On the other hand, if her mother had picked up some gentile Portuguese admixture over the course of 13-15 generations since the original edict of forced conversion (1497) and the establishment of the Portuguese Inquisition (1536), we would expect a Sephardi Jewish share substantially lower than 50%. There is also the chance that her father might have had some Jewish ancestry, which suggests a Sephardi Jewish “maximum” above 50%.
Knowing nothing about the details of population dynamics among the secret Jews of Trás-os-Montes during the 16th to 19th centuries, one would probably assume that N.C. would come out to 25 or 30% Sephardic, maybe more, but maybe less.
As it turns out, one would be wrong. Using two-way mixes of potentially representative population averages, we yielded the following best fit in Eurogenes K13:
And its rough equivalent in MDLP K23b:
(A note: Algerian Jews are heavily Sephardic, and Galicians (from northwestern Spain) speak a dialect of Portuguese.

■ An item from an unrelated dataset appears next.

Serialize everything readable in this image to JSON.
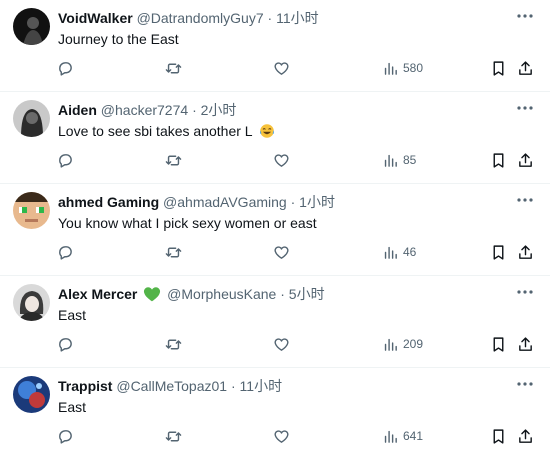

Working with Eurogenes K13 population averages, nMonte mildly prefers Algerian Jews to Balkan Sephardim as a proxy for “Sephardic”, and prefers Galicians to the given Portuguese sample as a proxy for “northeastern Portuguese”. MDLP K23b prefers the 2 obvious populations.)
Two models using the best amateur “admixture calculators” out there estimate that N.C. is between 47% and 58% Sephardic, and between 42% and 53% Portuguese. This corresponds strikingly to the null hypothesis of a “fully Jewish mother, plus a gentile father”—and might as well be taken as direct confirmation of a 50-50 blend.
N.C.’s mother, A.A., was likely of ~100% Jewish origin. While other Jews from Trás-os-Montes might test differently, this result is of broader relevance than just one individual’s Jewish limpieza de sangre. Because A.A.’s family originates in a wide range of locations across Trás-os-Montes, this result suggests the existence of crypto-Jewish kinship networks across northeastern Portugal that maintained very strict endogamy for ~400 years. This possibility can be further illuminated by testing more individuals of recent crypto-Jewish ancestry (it’s unlikely that there are many of full Jewish stock left, but half- and quarter-Jewish individuals, like N.C., will do).
And when you accept this finding, things begin to fall into place. Secret Jews, known pejoratively and with a wink as Cristãos Novos (New Christians), were viewed by their neighbors as necessary partners in trade, but were otherwise considered a race apart, too disreputable to marry—while they themselves took to shunning members of the clandestine tribe who got too chummy with members of the outgroup.
Both of these two models exceeds the ideal 2-3% distance limit, meaning that while the proportions of our models make an impressive case for Jewish endogamy in Trás-os-Montes, the degree of fit could be a bit better.
For starters, I would guess that none of the Sephardic reference populations are pure representations of the medieval Spanish/Portuguese Jewish population. Turkish, Greek, and Bulgarian Sephardim are likely to have mixed with Ashkenazi and Romaniote Jews, and all North African Jewish populations are a mix of Sephardic migrants and veteran Jewish communities.
Plus, it is possible that Trás-os-Montes Portuguese are genetically distinct from other Portuguese groups (Portuguese regional variety is not well-characterized, and Trás-os-Montes is the most isolated corner of the country), or that modern Portuguese have some Jewish ancestry, on average, making them a poor stand-in for the Portuguese gentiles of a few centuries ago.
The segment I share with I.C. and her grandmother, N.C., is also shared with several Ashkenazim, Mexicans, and New Mexico Hispanos, as well as a Chilean, a Brazilian, and an Alexandrian Sephardi Jew. It is very likely that the most recent common ancestor was a Spanish Jew, and that at least some share of N.C.’s Jewish ancestry derives from the wave of Spanish Jews who fled to Portugal around the turn of the 15th century. However, the segment of DNA we share is quite long to be 500 years old, so the possibility of a later flight from Portugal to Eastern Europe can’t be ruled out.